“I wait for the Lord, my soul waits, and in His word I hope; my soul waits for the Lord, more than watchmen for the morning, more than watchmen for the morning,” (Ps 130:5-6) wrote the unidentified psalmist of the eleventh Psalm of Ascent. The lack of ascription of this psalm to a particular poet seems to enhance the universality of its application. It removes the necessity or temptation to confine it to a particular place, time, set of circumstances or person. The speaker could be you, or me, or even David. The anonymity gives the poem and this verse of it a power and possession that each of us can take as our own hope and petition. [Read more…]

The Quiet Heart

Guatemalan Lake

One of the psalms that I see most often quoted (other than the 23rd, of course) and that I hear referred to as a favorite is Psalm 46, a song attributed to the Sons of Korah. It begins “God is our refuge and strength, a very present help in trouble” and then moves to the line that I personally find the most compelling: “Be still, and know that I am God” (Ps 46:10). What exactly does being still before God mean? Surely it refers to more than a state of physical inactivity. More important, how do we achieve that stillness, especially in the hyper-charged age in which we live? I believe– and think the psalmist David for whom the Sons of Korah worked as temple musicians and choristers and worship leaders, would agree– that our stillness must be preceded and accompanied by silence. [Read more…]

The Shepherd’s Heart

The beauty of the psalms, like most great poetry, resides in its independent meaning. That is, the poems can and do speak to us whether or not we know the context in which they were written or anything about the poet who composed them. Now I suspect that some of you, who read last week’s post, are scratching your heads. “Hold on,” you must be saying, “this seems to contradict what you wrote last week. Wasn’t the emphasis on looking at the work in an historical and situational context.” [Read more…]

The Contrite Heart

Spring Web

The title of Dietrich Bonhoeffer’s marvelous monograph declares the Psalms “The Prayer Book of the Bible.” He is not the first, nor the last, to characterize the psalter that way. Many of us find the psalms to be an enduring prayer guide because these words of man addressed to God capture feelings we often find difficult to articulate and transform them into language to which we can relate and that we can use with ease. Yes, the psalms speak of our common needs in a universal, yet personal, tongue. Thus the psalms move us into a sacred place of communion with God where divine words  — because the psalms are also the Word of God — and human speech find a perfect union of expression. [Read more…]

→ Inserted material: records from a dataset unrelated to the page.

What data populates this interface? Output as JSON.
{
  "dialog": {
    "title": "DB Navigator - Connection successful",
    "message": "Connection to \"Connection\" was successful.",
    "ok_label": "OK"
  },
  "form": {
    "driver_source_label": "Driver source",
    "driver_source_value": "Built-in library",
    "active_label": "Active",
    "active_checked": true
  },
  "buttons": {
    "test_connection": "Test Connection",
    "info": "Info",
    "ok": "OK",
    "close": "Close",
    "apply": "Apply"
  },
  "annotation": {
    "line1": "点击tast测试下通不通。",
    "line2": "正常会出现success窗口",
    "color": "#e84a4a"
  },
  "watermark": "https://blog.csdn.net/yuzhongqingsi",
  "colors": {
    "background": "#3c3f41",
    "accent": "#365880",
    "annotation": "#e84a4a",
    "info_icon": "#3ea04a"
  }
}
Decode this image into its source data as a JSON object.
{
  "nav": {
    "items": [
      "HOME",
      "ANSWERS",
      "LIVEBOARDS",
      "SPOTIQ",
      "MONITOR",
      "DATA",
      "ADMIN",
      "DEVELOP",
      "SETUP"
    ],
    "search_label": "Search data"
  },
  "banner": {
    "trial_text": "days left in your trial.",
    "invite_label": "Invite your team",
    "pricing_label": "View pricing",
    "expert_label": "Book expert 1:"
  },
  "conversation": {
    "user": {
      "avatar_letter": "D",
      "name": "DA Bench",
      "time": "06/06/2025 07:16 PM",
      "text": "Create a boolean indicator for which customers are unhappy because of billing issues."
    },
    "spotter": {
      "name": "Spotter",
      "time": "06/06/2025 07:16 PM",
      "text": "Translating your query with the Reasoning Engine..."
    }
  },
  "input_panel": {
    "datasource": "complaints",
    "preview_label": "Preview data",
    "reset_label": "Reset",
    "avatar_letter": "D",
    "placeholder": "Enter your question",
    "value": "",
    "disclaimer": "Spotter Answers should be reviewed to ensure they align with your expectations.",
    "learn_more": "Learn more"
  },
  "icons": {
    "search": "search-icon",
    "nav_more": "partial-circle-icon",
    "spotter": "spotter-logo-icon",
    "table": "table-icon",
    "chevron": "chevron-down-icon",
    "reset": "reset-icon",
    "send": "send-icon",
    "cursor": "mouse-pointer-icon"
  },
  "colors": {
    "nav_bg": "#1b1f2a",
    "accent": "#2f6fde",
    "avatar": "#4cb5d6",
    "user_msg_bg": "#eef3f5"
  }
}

Finding Faith among the Foxes

North Sea Anchorage, Isle of Harris

What might foxes have to do with faith? I have been contemplating that strange question lately, and I believe the answer is “quite a bit.” All last week, no matter where I turned, it seemed that I was encountering foxes. For the most part, they were those “little foxes that spoil the vines,” as David’s son Solomon described them in verse 15 of the 2nd chapter the Song of Solomon. [Read more…]

The Heart of Covenant

Poppies in the Wild

Yesterday I chuckled when I heard myself say to my dog the same thing I would have to a disobedient child. In response to my growing exasperation that my usually compliant pup had ignored me after I had used the “come” command several times with varying levels of firmness in my voice, I phrased my next directive in the form of a frustrated question. “Did you hear me?” I implored. He did not respond any less defiantly to the question than he had to the familiar command. After the incident in which I finally got him to comply with my instruction, I’m sure he never gave it another moment of thought. But I certainly did. [Read more…]

The Heart of the Law

Ladder to the Sky

In past posts we have talked extensively about David in the way that God Himself described him, namely as the man after His own heart. And we have looked recently at the psalmist’s love not only for his Lord, but also for his devotion to and respect for the law, as he expresses it in Psalms 19 and 119 as well as in his final words to Solomon. But we have not given the relationship of heart and law the attention it deserves. Now is the time that we do. [Read more…]